One thing that has strongly motivated me with the marijuana issue is I am convinced that there have been a lot of people helped medically by taking marijuana where ordinary drugs haven’t. Because if a person has cancer or they’re on chemotherapy many many people have told me they’ve been greatly helped. But isn’t it a shame that if you have a loved one that’s dying of cancer – and I’ve come across these cases and I always say, “You know, I think maybe the marijuana would help them.”


RON PAUL: But what are you going to do? Tell them to go out and find it? It’s so sad. So I think we should have a little bit of compassion on this issue. Follow the Constitution.

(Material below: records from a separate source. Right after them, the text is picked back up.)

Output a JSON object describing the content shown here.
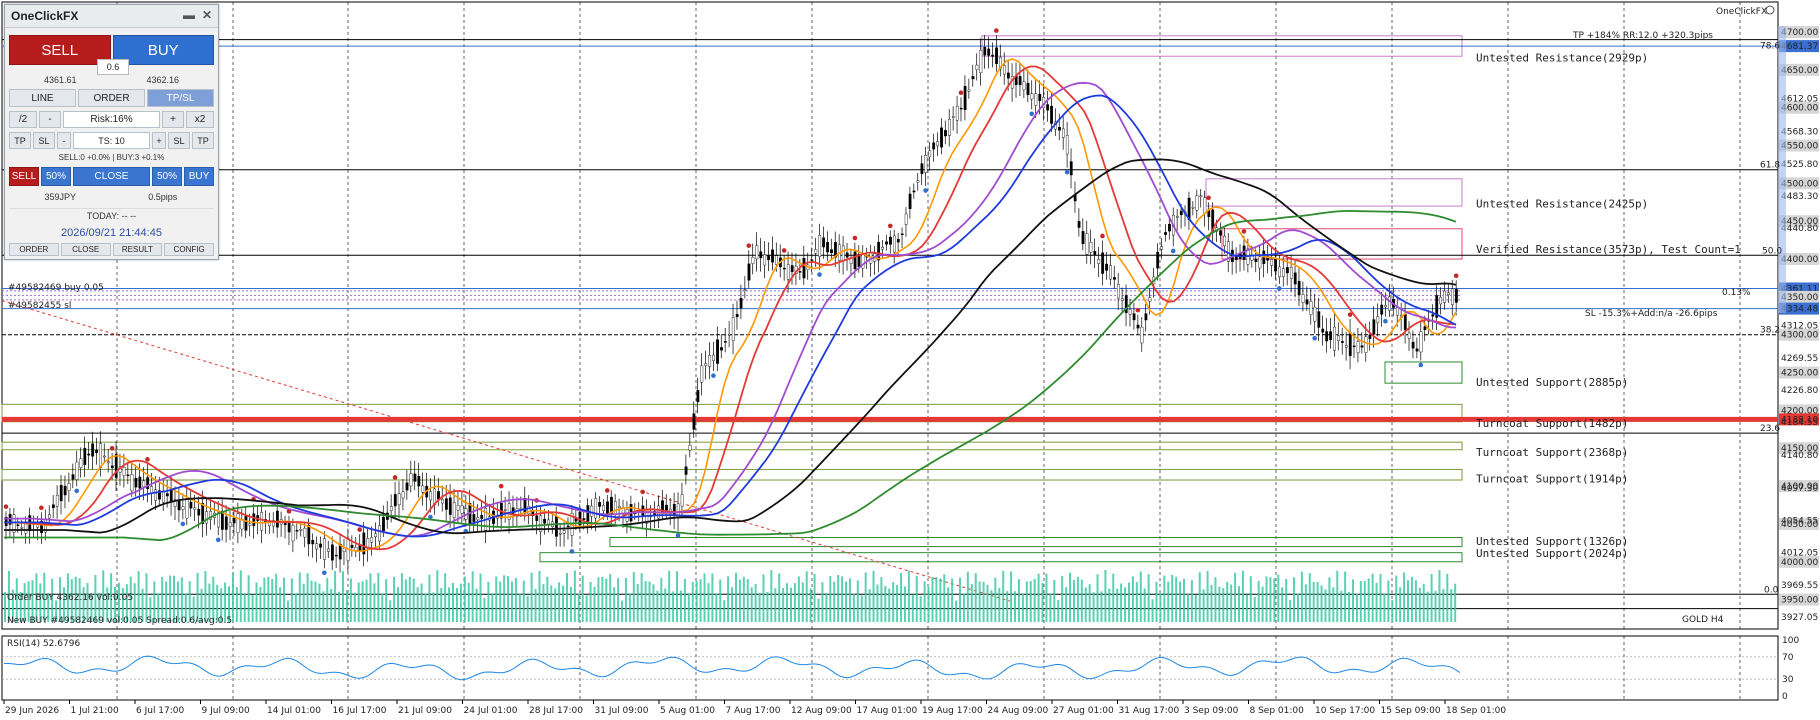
{
  "panel": {
    "title": "OneClickFX",
    "minimize_icon": "minimize-icon",
    "close_icon": "close-icon",
    "sell_label": "SELL",
    "buy_label": "BUY",
    "spread": "0.6",
    "sell_price": "4361.61",
    "buy_price": "4362.16",
    "tabs": [
      "LINE",
      "ORDER",
      "TP/SL"
    ],
    "lot_half": "/2",
    "lot_minus": "-",
    "risk": "Risk:16%",
    "lot_plus": "+",
    "lot_double": "x2",
    "tp": "TP",
    "sl": "SL",
    "ts_minus": "-",
    "ts": "TS: 10",
    "ts_plus": "+",
    "sl2": "SL",
    "tp2": "TP",
    "positions": "SELL:0 +0.0% | BUY:3 +0.1%",
    "close_sell": "SELL",
    "close_sell_pct": "50%",
    "close_all": "CLOSE",
    "close_buy_pct": "50%",
    "close_buy": "BUY",
    "profit": "359JPY",
    "pips": "0.5pips",
    "today": "TODAY: -- --",
    "datetime": "2026/09/21  21:44:45",
    "footer": [
      "ORDER",
      "CLOSE",
      "RESULT",
      "CONFIG"
    ]
  },
  "chart": {
    "brand": "OneClickFX",
    "symbol": "GOLD H4",
    "tp_text": "TP +184% RR:12.0 +320.3pips",
    "sl_text": "SL -15.3%+Add:n/a -26.6pips",
    "pct_text": "0.13%",
    "order_tag_1": "#49582469 buy 0.05",
    "order_tag_2": "#49582455 sl",
    "msg_1": "Order BUY 4362.16 vol:0.05",
    "msg_2": "New BUY #49582469 vol:0.05 Spread:0.6/avg:0.5",
    "rsi_label": "RSI(14) 52.6796",
    "fib_labels": [
      "61.8",
      "50.0",
      "38.2",
      "23.6",
      "0.0",
      "78.6"
    ],
    "zones": [
      "Untested Resistance(2929p)",
      "Untested Resistance(2425p)",
      "Verified Resistance(3573p), Test Count=1",
      "Untested Support(2885p)",
      "Turncoat Support(1482p)",
      "Turncoat Support(2368p)",
      "Turncoat Support(1914p)",
      "Untested Support(1326p)",
      "Untested Support(2024p)"
    ],
    "price_axis": [
      "4700.00",
      "4681.37",
      "4650.00",
      "4612.05",
      "4600.00",
      "4568.30",
      "4550.00",
      "4525.80",
      "4500.00",
      "4483.30",
      "4450.00",
      "4440.80",
      "4400.00",
      "4361.11",
      "4350.00",
      "4334.48",
      "4312.05",
      "4300.00",
      "4269.55",
      "4250.00",
      "4226.80",
      "4200.00",
      "4188.10",
      "4184.55",
      "4150.00",
      "4140.80",
      "4100.00",
      "4097.30",
      "4050.00",
      "4054.55",
      "4012.05",
      "4000.00",
      "3969.55",
      "3950.00",
      "3927.05"
    ],
    "rsi_axis": [
      "100",
      "70",
      "30",
      "0"
    ],
    "time_axis": [
      "29 Jun 2026",
      "1 Jul 21:00",
      "6 Jul 17:00",
      "9 Jul 09:00",
      "14 Jul 01:00",
      "16 Jul 17:00",
      "21 Jul 09:00",
      "24 Jul 01:00",
      "28 Jul 17:00",
      "31 Jul 09:00",
      "5 Aug 01:00",
      "7 Aug 17:00",
      "12 Aug 09:00",
      "17 Aug 01:00",
      "19 Aug 17:00",
      "24 Aug 09:00",
      "27 Aug 01:00",
      "31 Aug 17:00",
      "3 Sep 09:00",
      "8 Sep 01:00",
      "10 Sep 17:00",
      "15 Sep 09:00",
      "18 Sep 01:00"
    ],
    "colors": {
      "up": "#2f6fcf",
      "down": "#c62828",
      "ma_red": "#e53935",
      "ma_orange": "#ff9800",
      "ma_blue": "#1e3adf",
      "ma_purple": "#a04bd0",
      "ma_black": "#111111",
      "ma_green": "#2e8b2e"
    }
  }
}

The difficult problems can be solved out on the state level.

JUDGE ANDREW NAPOLITANO: I understand that at the Republican caucus today… or wherever the Republicans get together in the House to speak… there’s some strong energy there to enforce the Constitution with respect to Libya; that the President can’t start a war on his own. That whether the War Powers Act is constitutional or not, he must at least comply with the laws that have been written. Question: Is there going to be a move on the floor of the House of Representatives in the next few days to force the President to take the troops out of Libya?

RON PAUL: We’re going to have some votes tomorrow and so far I don’t see that type of resolution which is the right one: take the troops out and deny all funding. As a matter of fact, there’s one that sort of follows McCain’s proposal and grant him authority to do exactly what he’s doing and be explicit. That will not pass, I believe. I don’t believe there’s the votes for that. But then there’s another one that sounds like… it sounds good and it said that we can’t use any funds “except for….” and they list four things that they’re already doing!


RON PAUL: So it’s a trick. It’s a trick piece of legislation and it actually pretends they’re doing something but it is an authorization for the President to be doing exactly what he’s doing and hopefully we can stop that. But on the surface, a lot of people are assuming, “Oh this looks like a good piece of legislation. It’s not the McCain approach of endorsing the whole notion. It is a statement of denial.” At the same time, the exceptions are endorsing exactly what the President’s doing. So I hope the Congress does not pass that tomorrow.

JUDGE ANDREW NAPOLITANO: Sounds like a trick to me. Keep them honest. Congressmen Ron Paul, it’s always a pleasure. Thanks for joining us.

RON PAUL: Thanks a lot.